Ready For A Brand New Joint?

Joint pain, particularly knee and hip joint pain, can put a damper on movement. Most cases are due to arthritis, which can cause pain, stiffness, and decreased range of motion (ROM). Severe arthritis can lead to the point where surgery is necessary. A total joint replacement is one of the best ways to reduce pain and improve the quality of life. However, for a brand new joint to work, patients must go through extensive rehab, which starts almost immediately.

Replacing your joints

Total joint replacement seeks to replace damaged or diseased cartilage and bone with prosthetics. Severe arthritis can wear away the smooth cartilage that prevents friction and can also damage the bone. Using minimally invasive means, the surgeon can perform the surgery with small incisions, a scope, and small tools. First, the diseased cartilage and bone are removed. The surgeon will then install a prosthetic joint made of ceramic, metal, or plastic. Total joint replacement often happens on knees, hips, and occasionally on elbows and shoulders.

It’s time for rehab

Minimally invasive surgery means that most patients can leave the hospital the same day. Rehabilitation begins immediately after surgery. The goal of rehabilitation is to strengthen the joint and get the body accustomed to the new prosthetic. Rehab work also restores the range of motion, helping patients to return to regular movement. A combination of physical therapy, pain management, and physician consultation makes up the rehabilitation process.

How long does rehab take?

Changes in surgical techniques have significantly reduced recovery times. With minimally invasive surgery, recovery time can take 2-3 months on average to resume normal activities. This timeframe can vary depending on the overall health of the patient. To experience the full benefits of a new joint can take several more months, up to a year. On average, after rehabilitation, total joint replacement has a high satisfaction rate.

Starting your rehab

The next day after surgery, the surgeon will encourage walking a short distance with a walker. During the first 1-2 weeks, the patient will visit a physical therapist a few times per week. The therapist will encourage movement while providing exercises to strengthen the joint. For example, for knee and hip replacement, the therapist might use a continuous passive motion (CPM) machine. The therapist will also provide exercises to perform at home. Pain management will come in the form of medication, ice, and resting the affected joint.

Ramping things up

Physical therapy can continue for up to 4 weeks or more, depending on the therapist’s assessment. At this stage, the patient should be able to have more range of motion. Walking longer distances unassisted is also possible and recommended. The goal at this stage is to continue strengthening the muscles around the joints, improving flexibility and endurance. Pain management will continue as needed but should reduce in frequency. Weights can help speed up rehab, and other therapy devices can improve balance and muscle activation.

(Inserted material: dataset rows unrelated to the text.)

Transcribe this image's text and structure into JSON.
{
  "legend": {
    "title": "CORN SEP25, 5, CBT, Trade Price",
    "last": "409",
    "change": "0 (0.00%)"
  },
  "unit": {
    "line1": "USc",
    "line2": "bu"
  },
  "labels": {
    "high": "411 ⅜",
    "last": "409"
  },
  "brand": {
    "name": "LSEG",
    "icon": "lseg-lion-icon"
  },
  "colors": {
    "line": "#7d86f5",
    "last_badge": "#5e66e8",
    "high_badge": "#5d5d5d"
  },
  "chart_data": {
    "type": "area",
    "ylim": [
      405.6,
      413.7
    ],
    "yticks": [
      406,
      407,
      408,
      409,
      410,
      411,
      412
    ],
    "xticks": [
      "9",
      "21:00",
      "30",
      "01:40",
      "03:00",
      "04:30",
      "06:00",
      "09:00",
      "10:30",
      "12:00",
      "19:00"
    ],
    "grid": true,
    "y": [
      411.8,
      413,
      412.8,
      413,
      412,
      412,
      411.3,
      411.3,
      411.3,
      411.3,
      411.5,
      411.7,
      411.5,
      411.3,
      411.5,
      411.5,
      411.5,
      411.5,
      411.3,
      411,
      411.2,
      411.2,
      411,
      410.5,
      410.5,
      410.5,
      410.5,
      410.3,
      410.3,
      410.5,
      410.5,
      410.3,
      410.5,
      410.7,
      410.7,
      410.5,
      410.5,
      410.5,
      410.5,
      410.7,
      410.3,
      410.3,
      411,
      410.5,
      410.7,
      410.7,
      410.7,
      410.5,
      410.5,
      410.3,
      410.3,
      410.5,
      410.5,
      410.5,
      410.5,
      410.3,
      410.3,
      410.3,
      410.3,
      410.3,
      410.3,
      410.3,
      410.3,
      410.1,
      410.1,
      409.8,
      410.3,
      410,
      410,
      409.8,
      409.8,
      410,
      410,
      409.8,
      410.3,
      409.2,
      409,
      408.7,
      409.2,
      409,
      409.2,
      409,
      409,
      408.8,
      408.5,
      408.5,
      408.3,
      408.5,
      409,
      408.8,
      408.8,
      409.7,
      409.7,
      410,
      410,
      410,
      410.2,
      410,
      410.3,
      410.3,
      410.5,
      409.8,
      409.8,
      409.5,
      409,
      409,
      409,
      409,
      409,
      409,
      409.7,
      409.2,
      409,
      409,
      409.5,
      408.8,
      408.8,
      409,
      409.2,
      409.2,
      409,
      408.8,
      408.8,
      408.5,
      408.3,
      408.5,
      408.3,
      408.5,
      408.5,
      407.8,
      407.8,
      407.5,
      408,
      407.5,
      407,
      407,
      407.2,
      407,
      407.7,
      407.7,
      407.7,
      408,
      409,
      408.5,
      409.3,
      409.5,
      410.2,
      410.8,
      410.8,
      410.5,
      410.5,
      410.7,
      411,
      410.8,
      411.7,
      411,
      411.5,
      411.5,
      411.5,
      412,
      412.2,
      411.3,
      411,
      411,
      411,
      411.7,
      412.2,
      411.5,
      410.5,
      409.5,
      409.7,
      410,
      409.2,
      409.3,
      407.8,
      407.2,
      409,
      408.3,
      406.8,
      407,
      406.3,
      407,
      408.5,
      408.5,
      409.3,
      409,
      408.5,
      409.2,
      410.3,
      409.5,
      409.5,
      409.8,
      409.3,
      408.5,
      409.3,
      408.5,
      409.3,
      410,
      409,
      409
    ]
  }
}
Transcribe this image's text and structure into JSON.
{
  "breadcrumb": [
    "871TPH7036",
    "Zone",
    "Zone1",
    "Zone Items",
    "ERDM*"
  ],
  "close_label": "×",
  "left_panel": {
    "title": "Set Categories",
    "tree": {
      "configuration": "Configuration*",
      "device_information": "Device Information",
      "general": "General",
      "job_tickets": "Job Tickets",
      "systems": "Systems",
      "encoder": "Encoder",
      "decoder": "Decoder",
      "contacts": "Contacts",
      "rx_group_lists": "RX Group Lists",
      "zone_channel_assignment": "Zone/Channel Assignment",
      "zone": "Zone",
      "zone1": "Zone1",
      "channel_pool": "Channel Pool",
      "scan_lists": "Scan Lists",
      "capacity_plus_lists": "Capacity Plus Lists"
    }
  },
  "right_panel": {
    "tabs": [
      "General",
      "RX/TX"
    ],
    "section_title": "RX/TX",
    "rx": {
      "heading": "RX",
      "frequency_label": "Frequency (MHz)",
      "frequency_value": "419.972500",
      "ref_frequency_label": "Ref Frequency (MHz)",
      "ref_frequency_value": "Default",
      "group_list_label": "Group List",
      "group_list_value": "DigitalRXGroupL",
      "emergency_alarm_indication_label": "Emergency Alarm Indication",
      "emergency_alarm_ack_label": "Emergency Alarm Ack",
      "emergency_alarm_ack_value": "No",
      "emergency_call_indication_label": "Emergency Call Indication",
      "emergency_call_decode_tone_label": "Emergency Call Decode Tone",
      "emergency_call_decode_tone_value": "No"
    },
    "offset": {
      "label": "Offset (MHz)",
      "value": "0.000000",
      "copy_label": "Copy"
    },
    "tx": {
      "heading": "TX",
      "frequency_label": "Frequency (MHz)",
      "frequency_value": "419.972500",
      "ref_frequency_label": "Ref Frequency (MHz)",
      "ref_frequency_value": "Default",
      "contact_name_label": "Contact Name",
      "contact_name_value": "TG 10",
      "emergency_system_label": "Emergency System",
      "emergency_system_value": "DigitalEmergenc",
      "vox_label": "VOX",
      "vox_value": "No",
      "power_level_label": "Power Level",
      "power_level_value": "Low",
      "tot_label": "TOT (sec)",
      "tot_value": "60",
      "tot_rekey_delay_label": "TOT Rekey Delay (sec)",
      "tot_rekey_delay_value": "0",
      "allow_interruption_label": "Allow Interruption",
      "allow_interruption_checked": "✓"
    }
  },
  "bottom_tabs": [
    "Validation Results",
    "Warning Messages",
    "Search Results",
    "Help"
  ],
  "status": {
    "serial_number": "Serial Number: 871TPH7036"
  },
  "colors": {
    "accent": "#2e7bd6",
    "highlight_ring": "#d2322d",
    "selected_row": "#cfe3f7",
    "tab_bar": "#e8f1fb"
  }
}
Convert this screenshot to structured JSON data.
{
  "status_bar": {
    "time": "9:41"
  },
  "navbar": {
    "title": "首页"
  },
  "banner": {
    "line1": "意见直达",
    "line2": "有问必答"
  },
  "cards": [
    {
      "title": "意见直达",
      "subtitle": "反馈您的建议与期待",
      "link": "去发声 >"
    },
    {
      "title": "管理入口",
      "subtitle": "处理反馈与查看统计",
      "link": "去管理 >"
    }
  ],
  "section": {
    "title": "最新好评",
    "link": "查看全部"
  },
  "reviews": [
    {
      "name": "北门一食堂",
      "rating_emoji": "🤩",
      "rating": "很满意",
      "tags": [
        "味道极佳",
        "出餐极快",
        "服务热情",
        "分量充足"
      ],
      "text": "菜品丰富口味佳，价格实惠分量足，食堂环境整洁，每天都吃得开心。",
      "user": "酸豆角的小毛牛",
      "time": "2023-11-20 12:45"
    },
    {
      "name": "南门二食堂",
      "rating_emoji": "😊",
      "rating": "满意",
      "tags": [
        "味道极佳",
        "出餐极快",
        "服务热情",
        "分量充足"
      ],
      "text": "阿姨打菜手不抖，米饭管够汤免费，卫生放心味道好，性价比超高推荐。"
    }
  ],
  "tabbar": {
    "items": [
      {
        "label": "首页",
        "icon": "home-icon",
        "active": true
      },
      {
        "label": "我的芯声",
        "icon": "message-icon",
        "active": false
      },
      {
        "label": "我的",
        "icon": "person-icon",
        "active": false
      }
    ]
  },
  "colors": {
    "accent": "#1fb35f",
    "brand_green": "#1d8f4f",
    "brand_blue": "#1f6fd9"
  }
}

Getting back to business

At the 8-week mark, the patient should be able to move freely without assistive devices. The physical therapist will still encourage exercise and a healthy diet. During rehab, patients visit the surgeon to review the prosthetic and answer any questions about recovery. The patient should be able to resume activities like driving, golf, swimming, and cycling. With proper rehab, total joint replacement can reduce severe pain and stiffness. A new limb means a new lease on life.